**PROBLEM TO SOLVE:** All entries are to be copied verbatim, while the pictures stay out.

**RECORD EXCERPTS:**
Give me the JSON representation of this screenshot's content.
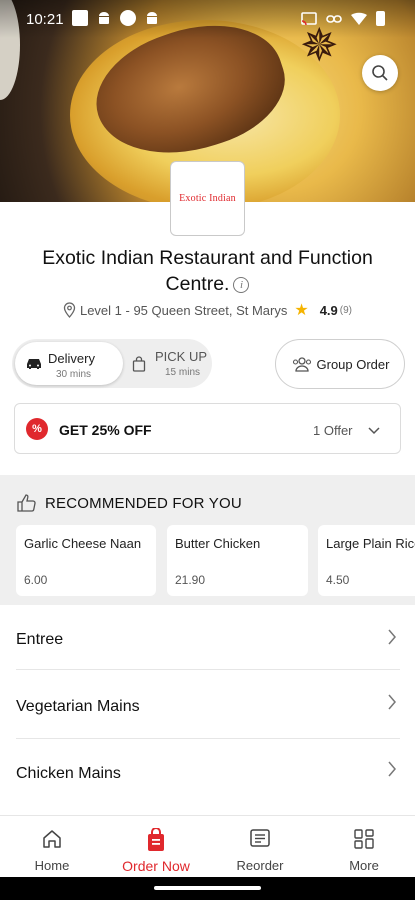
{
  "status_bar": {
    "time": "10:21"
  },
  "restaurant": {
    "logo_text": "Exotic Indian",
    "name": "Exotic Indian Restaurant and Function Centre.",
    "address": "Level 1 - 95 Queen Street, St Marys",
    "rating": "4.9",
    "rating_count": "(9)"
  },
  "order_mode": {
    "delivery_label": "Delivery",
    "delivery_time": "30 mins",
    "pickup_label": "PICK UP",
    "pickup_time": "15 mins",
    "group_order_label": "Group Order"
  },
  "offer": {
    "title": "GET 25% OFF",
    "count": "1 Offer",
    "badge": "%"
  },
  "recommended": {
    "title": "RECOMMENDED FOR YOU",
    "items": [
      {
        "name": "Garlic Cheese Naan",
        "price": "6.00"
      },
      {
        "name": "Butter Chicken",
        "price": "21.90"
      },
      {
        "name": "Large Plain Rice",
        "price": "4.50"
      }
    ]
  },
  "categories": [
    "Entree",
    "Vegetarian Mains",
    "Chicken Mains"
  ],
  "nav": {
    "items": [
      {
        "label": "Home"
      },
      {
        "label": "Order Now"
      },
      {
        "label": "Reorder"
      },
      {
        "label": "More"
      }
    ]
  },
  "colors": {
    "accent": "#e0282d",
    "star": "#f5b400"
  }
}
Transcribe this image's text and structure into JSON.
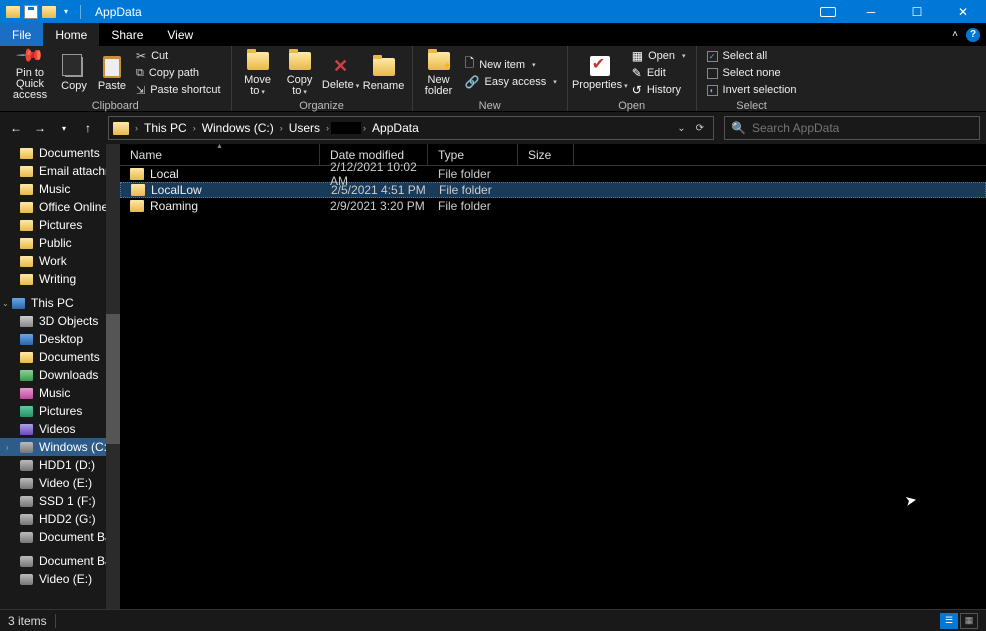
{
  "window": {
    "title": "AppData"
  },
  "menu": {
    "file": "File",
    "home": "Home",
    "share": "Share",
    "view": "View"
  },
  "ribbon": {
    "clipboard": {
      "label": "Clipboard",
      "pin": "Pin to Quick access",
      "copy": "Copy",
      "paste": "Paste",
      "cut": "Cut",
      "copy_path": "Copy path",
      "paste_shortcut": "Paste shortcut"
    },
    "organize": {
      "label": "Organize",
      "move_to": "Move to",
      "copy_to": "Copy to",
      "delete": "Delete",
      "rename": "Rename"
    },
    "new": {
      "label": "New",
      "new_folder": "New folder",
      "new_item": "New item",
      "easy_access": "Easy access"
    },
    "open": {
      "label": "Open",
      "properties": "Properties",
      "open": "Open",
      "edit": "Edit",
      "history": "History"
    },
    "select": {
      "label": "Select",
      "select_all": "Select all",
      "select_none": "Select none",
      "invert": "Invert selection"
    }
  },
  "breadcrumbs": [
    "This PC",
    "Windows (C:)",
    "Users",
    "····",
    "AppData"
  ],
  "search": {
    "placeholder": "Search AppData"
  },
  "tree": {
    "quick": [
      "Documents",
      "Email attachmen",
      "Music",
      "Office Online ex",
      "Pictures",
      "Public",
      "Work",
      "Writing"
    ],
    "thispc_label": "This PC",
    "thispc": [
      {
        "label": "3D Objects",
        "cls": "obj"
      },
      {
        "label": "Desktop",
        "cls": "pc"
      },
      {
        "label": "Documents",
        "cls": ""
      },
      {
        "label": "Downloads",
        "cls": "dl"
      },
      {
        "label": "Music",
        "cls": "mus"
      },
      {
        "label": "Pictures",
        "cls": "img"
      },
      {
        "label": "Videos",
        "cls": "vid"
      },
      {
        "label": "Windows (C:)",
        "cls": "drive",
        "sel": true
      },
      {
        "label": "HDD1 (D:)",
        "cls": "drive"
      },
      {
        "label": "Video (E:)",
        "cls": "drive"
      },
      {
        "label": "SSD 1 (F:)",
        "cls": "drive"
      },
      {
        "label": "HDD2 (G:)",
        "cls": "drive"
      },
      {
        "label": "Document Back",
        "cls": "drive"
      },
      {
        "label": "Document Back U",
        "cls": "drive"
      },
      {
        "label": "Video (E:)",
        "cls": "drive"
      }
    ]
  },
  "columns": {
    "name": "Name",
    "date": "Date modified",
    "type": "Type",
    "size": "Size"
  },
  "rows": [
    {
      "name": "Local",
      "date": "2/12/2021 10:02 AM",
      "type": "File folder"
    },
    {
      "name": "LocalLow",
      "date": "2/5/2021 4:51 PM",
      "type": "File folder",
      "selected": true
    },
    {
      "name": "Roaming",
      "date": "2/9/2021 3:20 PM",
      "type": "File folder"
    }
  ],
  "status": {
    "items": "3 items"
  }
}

**OUTPUT FOR THIS EXERCISE:**
Give me the JSON representation of this screenshot's content.
{
  "status_bar": {
    "time": "10:21"
  },
  "restaurant": {
    "logo_text": "Exotic Indian",
    "name": "Exotic Indian Restaurant and Function Centre.",
    "address": "Level 1 - 95 Queen Street, St Marys",
    "rating": "4.9",
    "rating_count": "(9)"
  },
  "order_mode": {
    "delivery_label": "Delivery",
    "delivery_time": "30 mins",
    "pickup_label": "PICK UP",
    "pickup_time": "15 mins",
    "group_order_label": "Group Order"
  },
  "offer": {
    "title": "GET 25% OFF",
    "count": "1 Offer",
    "badge": "%"
  },
  "recommended": {
    "title": "RECOMMENDED FOR YOU",
    "items": [
      {
        "name": "Garlic Cheese Naan",
        "price": "6.00"
      },
      {
        "name": "Butter Chicken",
        "price": "21.90"
      },
      {
        "name": "Large Plain Rice",
        "price": "4.50"
      }
    ]
  },
  "categories": [
    "Entree",
    "Vegetarian Mains",
    "Chicken Mains"
  ],
  "nav": {
    "items": [
      {
        "label": "Home"
      },
      {
        "label": "Order Now"
      },
      {
        "label": "Reorder"
      },
      {
        "label": "More"
      }
    ]
  },
  "colors": {
    "accent": "#e0282d",
    "star": "#f5b400"
  }
}
Transcribe this image's text and structure into JSON.
{
  "window": {
    "title": "AppData"
  },
  "menu": {
    "file": "File",
    "home": "Home",
    "share": "Share",
    "view": "View"
  },
  "ribbon": {
    "clipboard": {
      "label": "Clipboard",
      "pin": "Pin to Quick access",
      "copy": "Copy",
      "paste": "Paste",
      "cut": "Cut",
      "copy_path": "Copy path",
      "paste_shortcut": "Paste shortcut"
    },
    "organize": {
      "label": "Organize",
      "move_to": "Move to",
      "copy_to": "Copy to",
      "delete": "Delete",
      "rename": "Rename"
    },
    "new": {
      "label": "New",
      "new_folder": "New folder",
      "new_item": "New item",
      "easy_access": "Easy access"
    },
    "open": {
      "label": "Open",
      "properties": "Properties",
      "open": "Open",
      "edit": "Edit",
      "history": "History"
    },
    "select": {
      "label": "Select",
      "select_all": "Select all",
      "select_none": "Select none",
      "invert": "Invert selection"
    }
  },
  "breadcrumbs": [
    "This PC",
    "Windows (C:)",
    "Users",
    "····",
    "AppData"
  ],
  "search": {
    "placeholder": "Search AppData"
  },
  "tree": {
    "quick": [
      "Documents",
      "Email attachmen",
      "Music",
      "Office Online ex",
      "Pictures",
      "Public",
      "Work",
      "Writing"
    ],
    "thispc_label": "This PC",
    "thispc": [
      {
        "label": "3D Objects",
        "cls": "obj"
      },
      {
        "label": "Desktop",
        "cls": "pc"
      },
      {
        "label": "Documents",
        "cls": ""
      },
      {
        "label": "Downloads",
        "cls": "dl"
      },
      {
        "label": "Music",
        "cls": "mus"
      },
      {
        "label": "Pictures",
        "cls": "img"
      },
      {
        "label": "Videos",
        "cls": "vid"
      },
      {
        "label": "Windows (C:)",
        "cls": "drive",
        "sel": true
      },
      {
        "label": "HDD1 (D:)",
        "cls": "drive"
      },
      {
        "label": "Video (E:)",
        "cls": "drive"
      },
      {
        "label": "SSD 1 (F:)",
        "cls": "drive"
      },
      {
        "label": "HDD2 (G:)",
        "cls": "drive"
      },
      {
        "label": "Document Back",
        "cls": "drive"
      },
      {
        "label": "Document Back U",
        "cls": "drive"
      },
      {
        "label": "Video (E:)",
        "cls": "drive"
      }
    ]
  },
  "columns": {
    "name": "Name",
    "date": "Date modified",
    "type": "Type",
    "size": "Size"
  },
  "rows": [
    {
      "name": "Local",
      "date": "2/12/2021 10:02 AM",
      "type": "File folder"
    },
    {
      "name": "LocalLow",
      "date": "2/5/2021 4:51 PM",
      "type": "File folder",
      "selected": true
    },
    {
      "name": "Roaming",
      "date": "2/9/2021 3:20 PM",
      "type": "File folder"
    }
  ],
  "status": {
    "items": "3 items"
  }
}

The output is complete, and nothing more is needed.